__ASSIGNED TASK__: Wherever "data" appears in a line of the listing, that line should be returned.

__INPUT__:
+ + + + + + +

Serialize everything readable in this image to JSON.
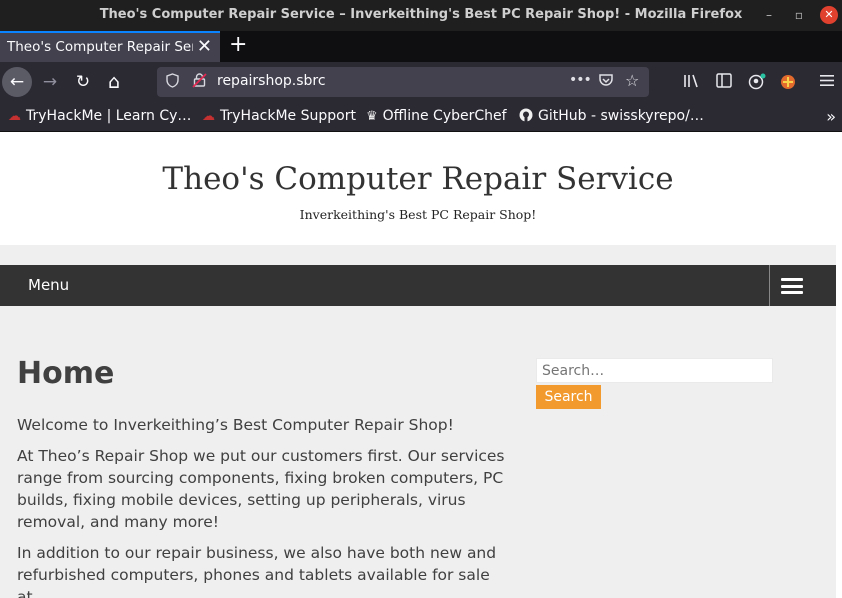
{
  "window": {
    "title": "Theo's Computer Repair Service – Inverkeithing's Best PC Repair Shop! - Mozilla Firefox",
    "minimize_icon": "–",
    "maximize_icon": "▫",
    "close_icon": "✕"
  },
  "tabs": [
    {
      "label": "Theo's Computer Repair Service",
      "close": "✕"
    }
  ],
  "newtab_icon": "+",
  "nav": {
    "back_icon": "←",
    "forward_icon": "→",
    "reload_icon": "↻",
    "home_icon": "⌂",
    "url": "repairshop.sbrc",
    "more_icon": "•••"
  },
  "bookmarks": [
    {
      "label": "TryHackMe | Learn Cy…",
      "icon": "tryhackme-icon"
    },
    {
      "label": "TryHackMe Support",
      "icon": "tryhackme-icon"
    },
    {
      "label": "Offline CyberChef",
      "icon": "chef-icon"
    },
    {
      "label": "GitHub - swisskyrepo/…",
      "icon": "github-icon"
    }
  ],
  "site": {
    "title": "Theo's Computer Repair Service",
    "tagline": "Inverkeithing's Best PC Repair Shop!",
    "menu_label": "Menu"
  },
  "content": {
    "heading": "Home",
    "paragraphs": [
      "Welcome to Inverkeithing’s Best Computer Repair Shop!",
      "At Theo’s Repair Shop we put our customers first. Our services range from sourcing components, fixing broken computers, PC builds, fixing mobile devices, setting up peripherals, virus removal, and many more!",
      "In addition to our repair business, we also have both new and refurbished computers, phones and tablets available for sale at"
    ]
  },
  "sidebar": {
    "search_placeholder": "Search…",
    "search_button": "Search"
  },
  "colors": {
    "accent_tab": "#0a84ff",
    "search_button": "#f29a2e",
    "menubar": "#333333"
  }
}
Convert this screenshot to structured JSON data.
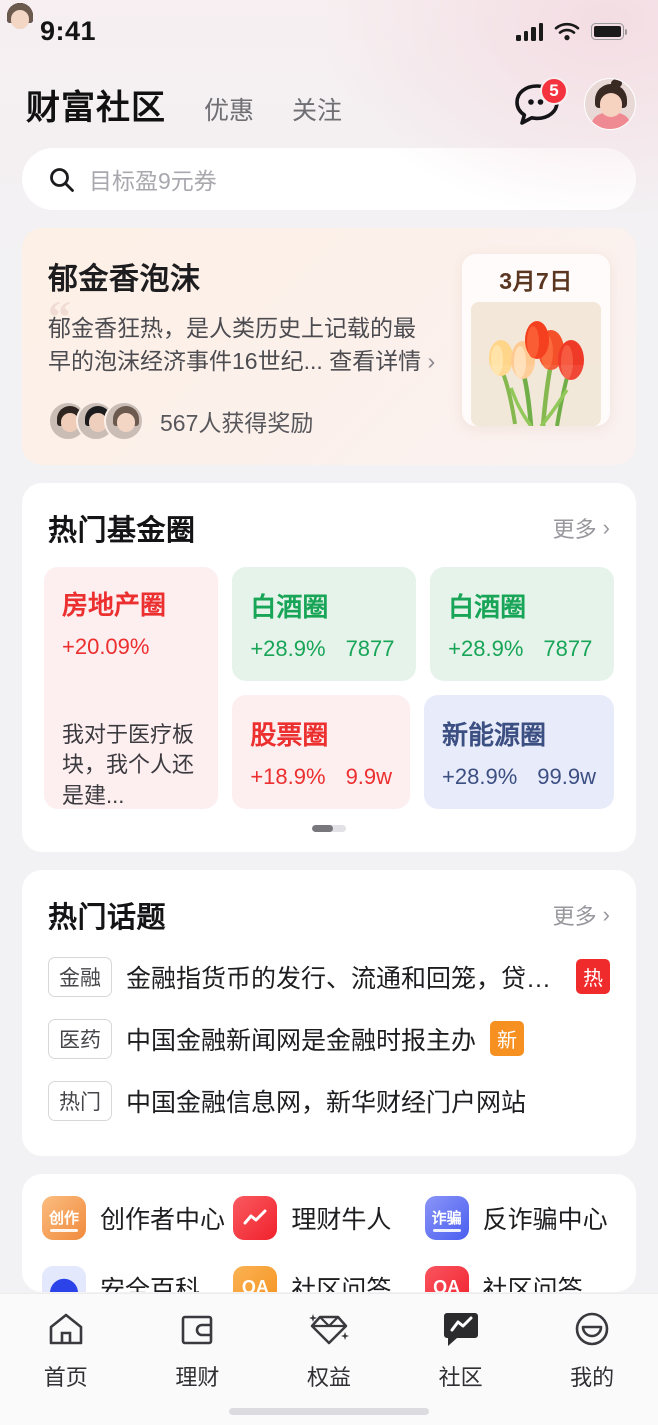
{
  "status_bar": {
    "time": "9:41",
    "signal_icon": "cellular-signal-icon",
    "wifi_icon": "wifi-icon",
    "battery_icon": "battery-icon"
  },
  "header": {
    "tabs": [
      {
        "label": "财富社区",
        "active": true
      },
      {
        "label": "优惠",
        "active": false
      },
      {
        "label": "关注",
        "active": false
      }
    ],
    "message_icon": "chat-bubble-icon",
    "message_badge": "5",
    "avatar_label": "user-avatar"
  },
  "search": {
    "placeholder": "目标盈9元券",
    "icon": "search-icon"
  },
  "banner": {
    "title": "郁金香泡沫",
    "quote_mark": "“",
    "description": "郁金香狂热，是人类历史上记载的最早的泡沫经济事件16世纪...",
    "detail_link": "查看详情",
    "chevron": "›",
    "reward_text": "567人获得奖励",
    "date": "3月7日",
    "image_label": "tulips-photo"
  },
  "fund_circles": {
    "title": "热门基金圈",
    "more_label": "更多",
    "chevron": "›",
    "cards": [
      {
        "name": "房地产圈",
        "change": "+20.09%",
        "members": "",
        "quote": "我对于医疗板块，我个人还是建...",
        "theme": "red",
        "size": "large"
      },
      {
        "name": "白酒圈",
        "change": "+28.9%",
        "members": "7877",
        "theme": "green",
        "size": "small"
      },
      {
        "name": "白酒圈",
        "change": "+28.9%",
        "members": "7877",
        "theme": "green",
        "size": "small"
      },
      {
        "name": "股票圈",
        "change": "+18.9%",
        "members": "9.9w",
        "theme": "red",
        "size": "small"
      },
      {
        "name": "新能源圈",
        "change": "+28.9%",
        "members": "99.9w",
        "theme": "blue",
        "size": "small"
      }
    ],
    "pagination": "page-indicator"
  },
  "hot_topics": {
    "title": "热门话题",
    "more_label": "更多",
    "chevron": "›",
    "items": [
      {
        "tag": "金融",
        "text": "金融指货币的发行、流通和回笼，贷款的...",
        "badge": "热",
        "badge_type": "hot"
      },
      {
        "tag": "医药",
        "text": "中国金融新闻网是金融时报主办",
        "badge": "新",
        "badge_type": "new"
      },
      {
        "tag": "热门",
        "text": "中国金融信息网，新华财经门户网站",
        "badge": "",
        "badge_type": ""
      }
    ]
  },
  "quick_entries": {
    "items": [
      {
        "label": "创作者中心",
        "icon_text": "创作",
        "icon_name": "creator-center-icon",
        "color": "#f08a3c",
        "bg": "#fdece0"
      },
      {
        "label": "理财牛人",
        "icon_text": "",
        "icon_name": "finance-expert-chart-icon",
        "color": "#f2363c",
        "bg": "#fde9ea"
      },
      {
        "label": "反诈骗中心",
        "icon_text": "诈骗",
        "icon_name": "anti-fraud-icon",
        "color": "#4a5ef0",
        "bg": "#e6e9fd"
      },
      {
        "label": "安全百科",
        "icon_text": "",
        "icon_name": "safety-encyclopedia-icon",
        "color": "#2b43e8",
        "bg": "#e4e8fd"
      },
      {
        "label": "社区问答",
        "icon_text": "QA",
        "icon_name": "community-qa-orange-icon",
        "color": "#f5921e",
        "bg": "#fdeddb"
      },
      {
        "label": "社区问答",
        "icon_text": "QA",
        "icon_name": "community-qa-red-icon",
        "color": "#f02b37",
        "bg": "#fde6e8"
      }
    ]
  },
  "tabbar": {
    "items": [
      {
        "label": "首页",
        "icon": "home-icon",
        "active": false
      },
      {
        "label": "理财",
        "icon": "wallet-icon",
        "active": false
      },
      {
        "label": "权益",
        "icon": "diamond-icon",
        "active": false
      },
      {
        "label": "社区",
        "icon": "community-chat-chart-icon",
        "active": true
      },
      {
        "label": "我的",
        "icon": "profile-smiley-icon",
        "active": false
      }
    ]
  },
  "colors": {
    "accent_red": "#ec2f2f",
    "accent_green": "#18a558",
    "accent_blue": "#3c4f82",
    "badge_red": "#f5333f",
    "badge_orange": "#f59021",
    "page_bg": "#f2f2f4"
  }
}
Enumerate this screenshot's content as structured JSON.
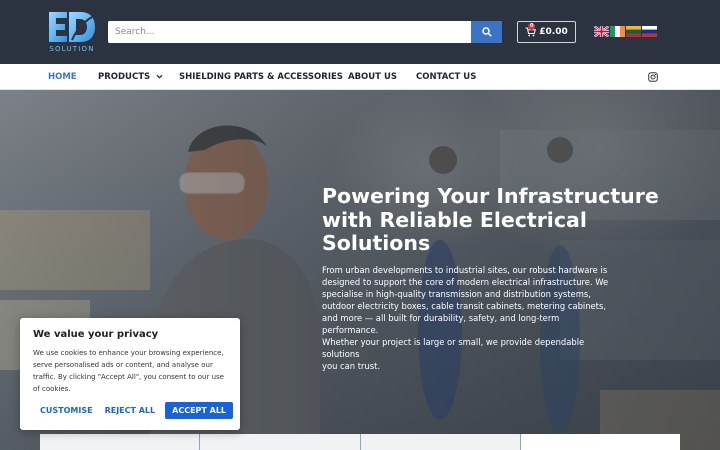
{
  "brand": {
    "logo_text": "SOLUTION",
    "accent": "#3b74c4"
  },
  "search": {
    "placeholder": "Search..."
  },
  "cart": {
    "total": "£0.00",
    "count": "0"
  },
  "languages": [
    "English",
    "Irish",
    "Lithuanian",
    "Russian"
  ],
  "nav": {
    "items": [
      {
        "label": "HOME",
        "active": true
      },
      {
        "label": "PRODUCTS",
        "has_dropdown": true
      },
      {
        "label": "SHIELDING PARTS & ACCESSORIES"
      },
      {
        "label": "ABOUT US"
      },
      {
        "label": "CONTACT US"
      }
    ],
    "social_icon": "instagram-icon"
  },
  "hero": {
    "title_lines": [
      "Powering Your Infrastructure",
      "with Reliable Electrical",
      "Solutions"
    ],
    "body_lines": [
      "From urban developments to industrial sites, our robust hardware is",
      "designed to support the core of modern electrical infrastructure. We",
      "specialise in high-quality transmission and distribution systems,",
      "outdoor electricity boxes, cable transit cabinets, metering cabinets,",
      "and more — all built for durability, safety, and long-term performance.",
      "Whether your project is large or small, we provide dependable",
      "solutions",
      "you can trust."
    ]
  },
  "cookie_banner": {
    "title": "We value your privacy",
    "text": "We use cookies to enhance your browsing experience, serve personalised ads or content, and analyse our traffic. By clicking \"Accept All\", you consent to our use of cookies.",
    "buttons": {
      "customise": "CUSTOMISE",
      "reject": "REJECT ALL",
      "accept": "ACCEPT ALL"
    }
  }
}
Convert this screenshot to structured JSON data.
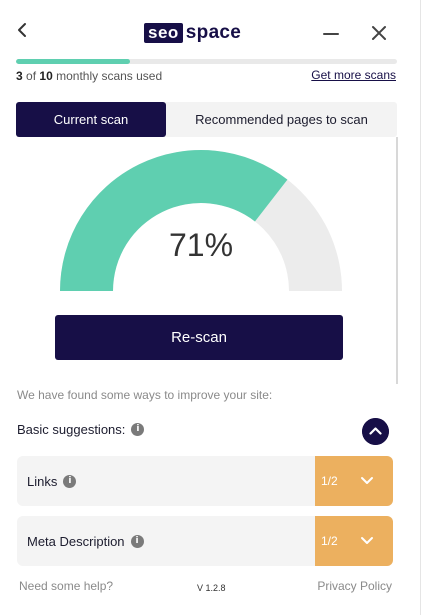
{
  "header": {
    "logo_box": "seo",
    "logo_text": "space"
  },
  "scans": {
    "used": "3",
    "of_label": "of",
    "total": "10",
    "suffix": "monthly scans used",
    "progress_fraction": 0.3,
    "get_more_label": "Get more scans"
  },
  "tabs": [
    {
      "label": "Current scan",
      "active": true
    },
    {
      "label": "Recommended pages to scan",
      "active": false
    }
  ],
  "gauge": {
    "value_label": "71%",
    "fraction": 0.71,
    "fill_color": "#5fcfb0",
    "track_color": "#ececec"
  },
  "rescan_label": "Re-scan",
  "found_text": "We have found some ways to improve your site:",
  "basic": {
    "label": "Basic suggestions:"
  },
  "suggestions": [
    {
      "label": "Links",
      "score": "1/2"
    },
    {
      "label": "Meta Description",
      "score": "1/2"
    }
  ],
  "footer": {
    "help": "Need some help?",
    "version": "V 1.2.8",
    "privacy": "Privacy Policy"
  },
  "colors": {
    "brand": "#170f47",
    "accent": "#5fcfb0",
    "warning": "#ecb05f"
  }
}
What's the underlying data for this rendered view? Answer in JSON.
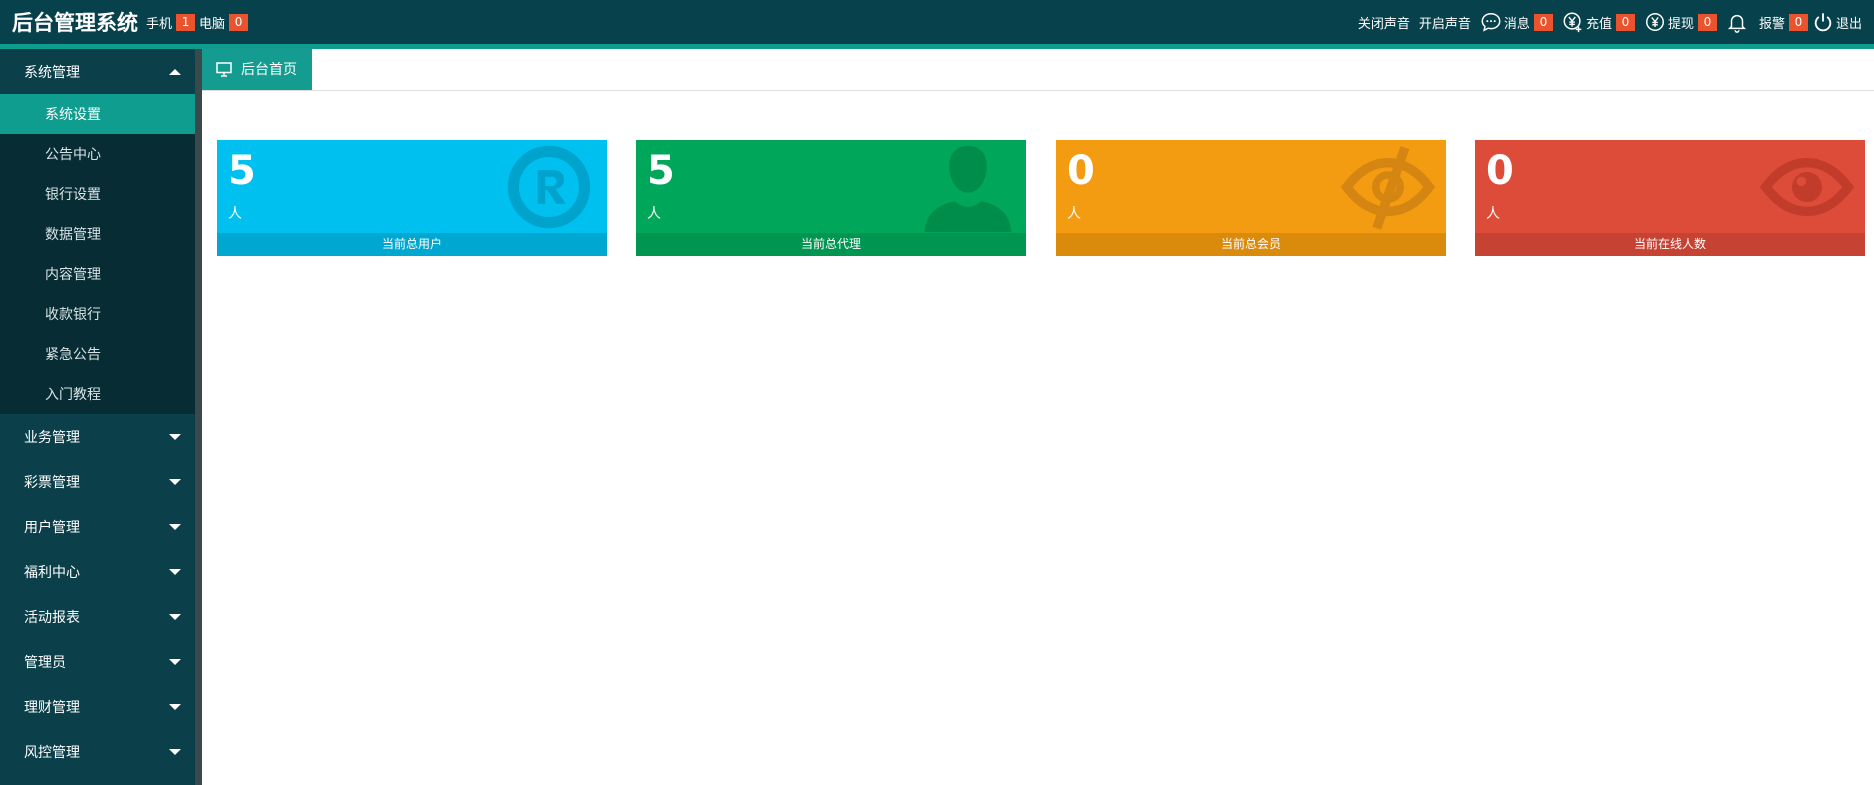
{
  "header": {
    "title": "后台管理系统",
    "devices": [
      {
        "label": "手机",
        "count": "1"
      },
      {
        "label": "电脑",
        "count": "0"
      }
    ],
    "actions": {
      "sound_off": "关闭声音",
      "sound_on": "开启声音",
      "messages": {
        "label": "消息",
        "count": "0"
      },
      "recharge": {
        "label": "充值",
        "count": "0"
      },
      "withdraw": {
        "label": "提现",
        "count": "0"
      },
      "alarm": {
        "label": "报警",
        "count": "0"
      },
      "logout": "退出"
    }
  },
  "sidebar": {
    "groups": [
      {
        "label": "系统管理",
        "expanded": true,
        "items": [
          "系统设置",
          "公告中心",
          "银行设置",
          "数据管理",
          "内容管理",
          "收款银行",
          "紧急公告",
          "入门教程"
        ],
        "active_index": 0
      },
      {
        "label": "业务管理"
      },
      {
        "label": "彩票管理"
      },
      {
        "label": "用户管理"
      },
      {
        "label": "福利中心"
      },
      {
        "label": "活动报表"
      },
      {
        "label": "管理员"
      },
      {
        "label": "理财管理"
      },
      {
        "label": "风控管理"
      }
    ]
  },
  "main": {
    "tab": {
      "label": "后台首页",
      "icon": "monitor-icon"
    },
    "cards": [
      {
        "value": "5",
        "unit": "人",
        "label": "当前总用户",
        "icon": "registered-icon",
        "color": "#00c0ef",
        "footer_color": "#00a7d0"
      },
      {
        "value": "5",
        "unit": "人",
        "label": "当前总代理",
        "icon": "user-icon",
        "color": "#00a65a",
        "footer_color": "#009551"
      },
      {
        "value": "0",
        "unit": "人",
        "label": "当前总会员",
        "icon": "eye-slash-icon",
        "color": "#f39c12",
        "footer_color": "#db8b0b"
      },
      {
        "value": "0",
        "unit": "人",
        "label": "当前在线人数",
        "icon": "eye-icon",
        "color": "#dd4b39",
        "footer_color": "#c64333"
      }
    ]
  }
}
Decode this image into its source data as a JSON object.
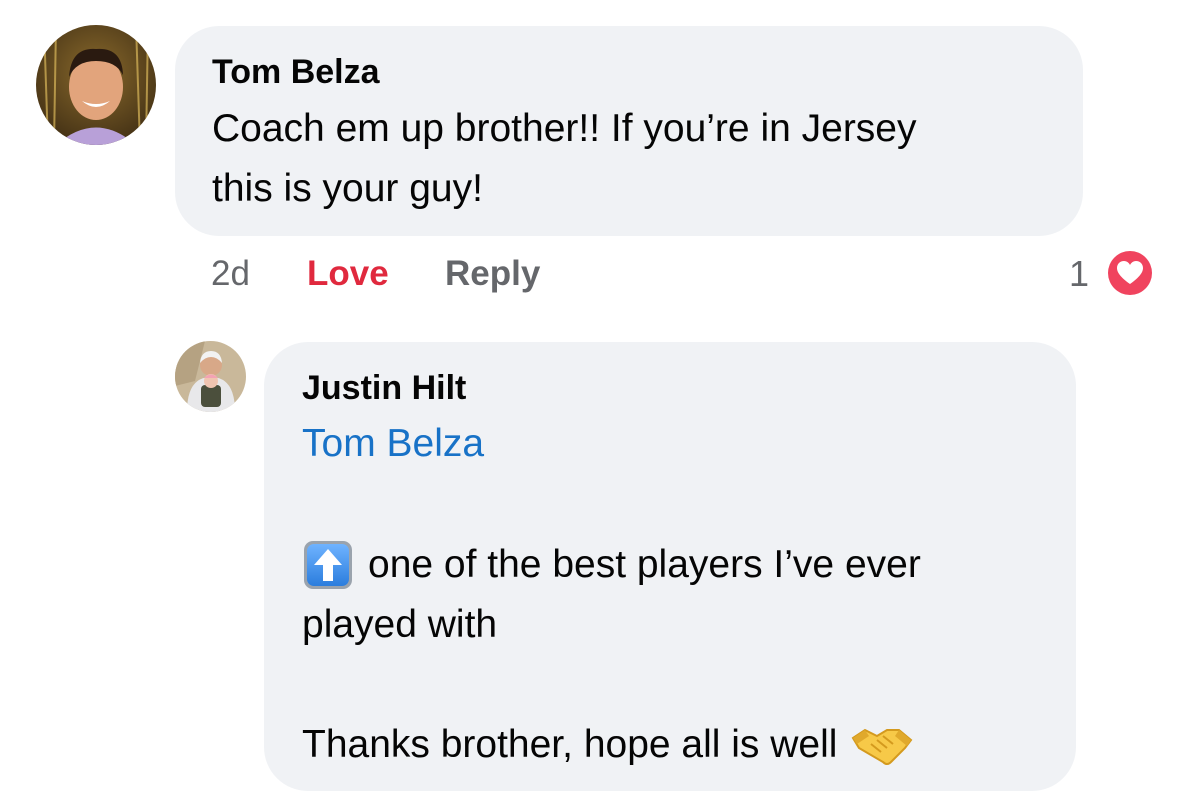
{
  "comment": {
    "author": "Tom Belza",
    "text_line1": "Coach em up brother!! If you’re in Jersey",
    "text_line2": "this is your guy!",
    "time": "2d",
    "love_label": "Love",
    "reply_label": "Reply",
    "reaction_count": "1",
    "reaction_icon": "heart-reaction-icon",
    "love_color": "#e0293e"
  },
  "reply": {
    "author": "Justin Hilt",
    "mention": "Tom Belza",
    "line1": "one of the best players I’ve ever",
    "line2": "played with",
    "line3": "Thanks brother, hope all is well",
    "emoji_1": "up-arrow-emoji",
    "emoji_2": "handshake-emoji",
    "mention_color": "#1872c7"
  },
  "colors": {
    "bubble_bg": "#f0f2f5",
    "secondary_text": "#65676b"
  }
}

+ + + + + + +

__ANSWER SECTION__:
Convert this screenshot to structured JSON data.
Convert this screenshot to structured JSON data.
What's the underlying data for this rendered view? Answer in JSON.
Decode this image into its source data as a JSON object.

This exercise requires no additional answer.